The Central Bank of Ireland has published its latest quarterly bulletin showing that household debt as a proportion of disposable income has fallen by 79.2 percentage points since its peak in Q3 2011.

The latest statistics also show:

  • Irish household debt as a proportion of disposable income fell by 9.7 percentage points over the year to Q1 2018, the largest decline amongst EU countries.
  • Household debt as a proportion of disposable income has fallen by 79.2 percentage points since its peak in Q3 2011.
  • Household net worth increased by 0.9 per cent to reach €732bn in Q1 2018. Household net worth per capita now stands at €150,768.
  • NFC debt as a percentage of GDP continued to fall during Q1 2018. NFC debt fell by €24.8bn, largely due to a decrease in NFC loan liabilities.
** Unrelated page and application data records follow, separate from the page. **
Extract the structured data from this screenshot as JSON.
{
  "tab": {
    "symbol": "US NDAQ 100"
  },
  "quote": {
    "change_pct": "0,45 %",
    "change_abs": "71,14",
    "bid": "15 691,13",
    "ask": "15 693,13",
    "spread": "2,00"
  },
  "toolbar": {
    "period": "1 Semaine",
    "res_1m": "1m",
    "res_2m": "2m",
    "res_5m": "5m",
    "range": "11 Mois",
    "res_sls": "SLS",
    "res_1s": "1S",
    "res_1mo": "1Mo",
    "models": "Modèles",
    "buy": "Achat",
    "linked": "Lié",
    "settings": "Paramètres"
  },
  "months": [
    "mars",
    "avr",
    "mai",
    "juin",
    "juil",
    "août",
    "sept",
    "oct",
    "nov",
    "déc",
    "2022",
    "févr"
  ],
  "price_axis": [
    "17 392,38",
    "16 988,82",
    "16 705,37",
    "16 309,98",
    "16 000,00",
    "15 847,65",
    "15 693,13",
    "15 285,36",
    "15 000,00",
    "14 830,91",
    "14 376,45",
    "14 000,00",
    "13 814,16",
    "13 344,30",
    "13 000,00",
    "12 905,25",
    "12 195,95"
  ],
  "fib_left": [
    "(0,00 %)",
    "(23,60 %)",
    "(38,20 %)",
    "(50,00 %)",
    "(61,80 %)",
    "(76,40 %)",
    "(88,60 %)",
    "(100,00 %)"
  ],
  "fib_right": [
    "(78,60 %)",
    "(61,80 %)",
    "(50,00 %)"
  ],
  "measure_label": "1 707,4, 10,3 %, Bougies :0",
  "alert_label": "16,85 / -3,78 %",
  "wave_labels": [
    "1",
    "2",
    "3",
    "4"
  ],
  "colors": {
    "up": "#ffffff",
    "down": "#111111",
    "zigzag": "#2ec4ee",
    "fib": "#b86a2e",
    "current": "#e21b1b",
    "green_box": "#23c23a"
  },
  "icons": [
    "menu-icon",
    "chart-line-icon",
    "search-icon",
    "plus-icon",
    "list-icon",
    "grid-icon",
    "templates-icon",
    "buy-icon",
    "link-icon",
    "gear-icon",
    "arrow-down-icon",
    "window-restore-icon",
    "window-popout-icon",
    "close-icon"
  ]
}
NFC debt-to-GDP has decreased by 131.7 percentage points since its peak of 326.5 per cent in Q1 2015.

Mark Cassidy, Director of Economics and Statistics at the Central Bank of Ireland, said: “The continued rise in household net worth to its highest level to date largely reflects an increase in residential house prices, with the value of housing assets up €9.6bn in Q1 2018. This results in the striking figure of a 70.2% increase in household net worth since its lowest level of €430.2bn in Q2 2012. However, today’s figures also show that household debt, a key indicator of the economy’s resilience to any potential future shocks, remained largely unchanged during Q1 2018 and Irish households continue to be the fourth most indebted in the European Union”.